Almost everyone working on jibing flips the sail way too late.

Bunty said...

OK you asked for it.
a. Never look down - always look where you want to go. Where your head goes your body follows.
b. Put your back hand further down the boom - you have more control that way when you come out of the gybe.
c. Bend your knees like you are trying to get your eye level down to the boom. If you feel you are sticking your bum out thats ok.This way you are getting your weight forward instead of leaning back which is the most common bad factor everyone does in a gybe.
d. Lean into the turn.
e. When you get round don't gybe the sail too soon and get your new front foot as far forward as you can so you can keep the board on the plane.
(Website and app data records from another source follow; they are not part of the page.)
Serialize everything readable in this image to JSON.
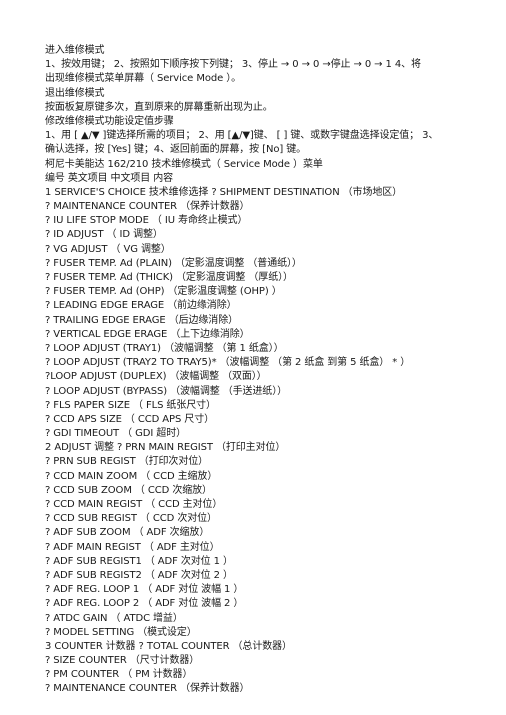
{
  "lines": [
    "进入维修模式",
    "1、按效用键； 2、按照如下顺序按下列键； 3、停止 → 0 → 0 →停止 → 0 → 1  4、将",
    "出现维修模式菜单屏幕（ Service Mode ）。",
    "退出维修模式",
    "按面板复原键多次，直到原来的屏幕重新出现为止。",
    "修改维修模式功能设定值步骤",
    "1、用 [ ▲/▼ ]键选择所需的项目； 2、用 [▲/▼]键、 [ ] 键、或数字键盘选择设定值； 3、",
    "确认选择，按 [Yes] 键；4、返回前面的屏幕，按 [No] 键。",
    "柯尼卡美能达 162/210 技术维修模式（ Service Mode ）菜单",
    "编号   英文项目   中文项目   内容",
    "1 SERVICE'S CHOICE   技术维修选择   ? SHIPMENT DESTINATION   （市场地区）",
    "? MAINTENANCE COUNTER   （保养计数器）",
    "? IU LIFE STOP MODE   （ IU 寿命终止模式）",
    "? ID ADJUST  （ ID 调整）",
    "? VG ADJUST  （ VG 调整）",
    "? FUSER TEMP. Ad (PLAIN)   （定影温度调整  （普通纸））",
    "? FUSER TEMP. Ad  (THICK)  （定影温度调整  （厚纸））",
    "? FUSER TEMP. Ad (OHP)   （定影温度调整  (OHP) ）",
    "? LEADING EDGE ERAGE   （前边缘消除）",
    "? TRAILING EDGE ERAGE   （后边缘消除）",
    "? VERTICAL EDGE ERAGE   （上下边缘消除）",
    "? LOOP ADJUST (TRAY1)   （波幅调整  （第 1 纸盒））",
    "? LOOP ADJUST (TRAY2 TO TRAY5)*   （波幅调整  （第 2 纸盒 到第 5 纸盒） * ）",
    "?LOOP ADJUST (DUPLEX)   （波幅调整  （双面））",
    "? LOOP ADJUST (BYPASS)   （波幅调整  （手送进纸））",
    "? FLS PAPER SIZE  （ FLS 纸张尺寸）",
    "? CCD APS SIZE  （ CCD APS 尺寸）",
    "? GDI TIMEOUT  （ GDI 超时）",
    "2 ADJUST  调整  ? PRN MAIN REGIST   （打印主对位）",
    "? PRN SUB REGIST   （打印次对位）",
    "? CCD MAIN ZOOM  （ CCD 主缩放）",
    "? CCD SUB ZOOM  （ CCD 次缩放）",
    "? CCD MAIN REGIST  （ CCD 主对位）",
    "? CCD SUB REGIST  （ CCD 次对位）",
    "? ADF SUB ZOOM  （ ADF 次缩放）",
    "? ADF MAIN REGIST  （ ADF 主对位）",
    "? ADF SUB REGIST1  （ ADF 次对位 1 ）",
    "? ADF SUB REGIST2  （ ADF 次对位 2 ）",
    "? ADF REG. LOOP 1  （ ADF 对位 波幅 1 ）",
    "? ADF REG. LOOP 2  （ ADF 对位 波幅 2 ）",
    "? ATDC GAIN  （ ATDC 增益）",
    "? MODEL SETTING   （模式设定）",
    "3 COUNTER  计数器  ? TOTAL COUNTER   （总计数器）",
    "? SIZE COUNTER   （尺寸计数器）",
    "? PM COUNTER  （ PM 计数器）",
    "? MAINTENANCE COUNTER   （保养计数器）"
  ]
}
Again look where you want to go - don't look too far upwind while gybing or the board will turn too quickly.

Hope that's constructive.

Luke said...

Reasons that immdiately come to mind:
1. Two WordS!
2. YOU!
3. SUCK!

Unknown said...

Good, you got some good (except last)as well as condescending comments! 60% dry jibes is very good I'd say, it took me a few years to get that far; and on sub 90 litre boards its a good day if I'm at 60%!

As the others say, rounding up is a symptom of hanging your weight back and not flipping early enough (although if you just hang onto the sail and try and sail out clew-first this won't be a problem and its good practice anyway once in a while, just don't get addicted to it!).

Catapulting Aaron said...

mf4, that's a buddy of mine talkin' smack, so no worries about that... thanks for the advice!